Lisa Bryan

It might appear gratuitous to be celebrating this graduation season; I don’t personally know anyone in Peninsula High School Class of 2018, but since I’ve been reading ‘The Outlook’, the school’s student newspaper, I’m feeling a vested interest. 

It doesn’t take long to comprehend the intensity of today’s high school experience. Topping the list is stress. 

Honestly, some of the Outlook articles made my heart ache while others had me cheering. I was struck by the many places I discovered a sense of resilience, tenacity, brilliance and hope in the graduates we’re sending out into the world from the Key Peninsula. 

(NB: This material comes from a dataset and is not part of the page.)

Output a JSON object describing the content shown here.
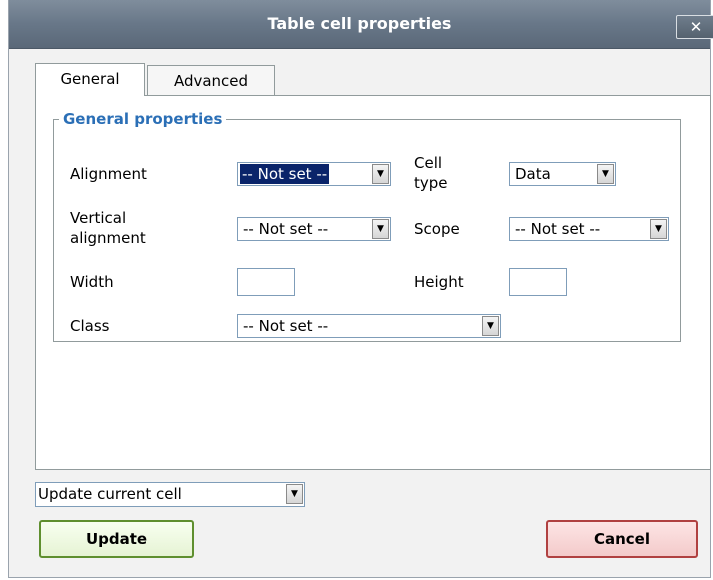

Some memorable events took place this year at Peninsula High School, which stands proudly upon a hill overlooking Henderson Bay and Burley Lagoon. 

The air was cold with a biting wind the morning of March 14 despite late winter sun. School administrators wisely called for extra security measures on campus for the event allowing students to exercise the rights guaranteed them under the U.S. Constitution with our First Amendment right to free speech.

Roughly 350 PHS students took part in the walkout. Nearly 1,000 students remained in class during the scheduled 17 minutes of silence observed by students across the nation to honor the lives of 17 people fatally gunned down at Margery Douglas Stoneman Middle School in Florida the month before. Regardless of the decision made by each student, whether to remain in class or participate in the demonstration, everyone’s wishes and civil rights were honored and respected by the school district and Peninsula High School staff. 

It was a beautiful civics lesson on parade. The ultimate takeaway? We need to talk. And listen. We can’t communicate very well if we’re always stuck in the extremes. If we can’t stop ourselves from shouting over other points of view, and embrace the act of listening instead, we aren’t likely to make much progress. That is a very frightening prospect.

Unlike the video clips I watched later of student walkouts across the country, the demonstration at PHS seemed much less a protest per se, but rather expressed a statement of solidarity with students and families across our country still mourning these senseless tragedies and demanding real answers over sympathy. School shootings have changed the way both students and teachers feel about coming to school. 

The simplicity of that peaceful protest at PHS coupled with the sincerity of the student walkout moved me to tears. There was an absence of provocative signs; instead there was a simple and deeply pragmatic message, “We deserve to feel safe.”

PHS students rose above the oppositional political tactics of a nation deeply divided over ideological extremes that destroy the possibility of consideration, much less collaboration, needed to effect change. How did they do it? They stripped away divisive language and boiled it down to essentials, “We deserve to feel safe.” It bears repeating. 

Outlook columnists and students Joseph Blanchard and Kendra Hunsaker took up this subject in their May 4 opinion piece, “Gun Violence in Schools: How Does Peninsula Feel?” Together they wrote, “There is not one solution to this problem, rather many different steps that can be taken to ensure the safety of all students… Without real communication, no real effective change can be implemented to protect us.” The pair of writers concluded, “… the most effective way to keep us safe is to talk about it.”

Our students want solutions and have learned the best course of action might be to reframe the question altogether. There may be many actions acting in concert that together form some kind of safety net. And that  is where hope lies. 

To our graduates of 2018: Congratulations for reaching this important milestone and for illuminating the path to the future. Celebrate your accomplishments but don’t slow the momentum and determination you used to get this far. Keep going, keep learning, reach out for help when you need it, but don’t sit life out on the couch. Do good work and be safe out there. A whole community stands behind you.

Here’s What I Think About That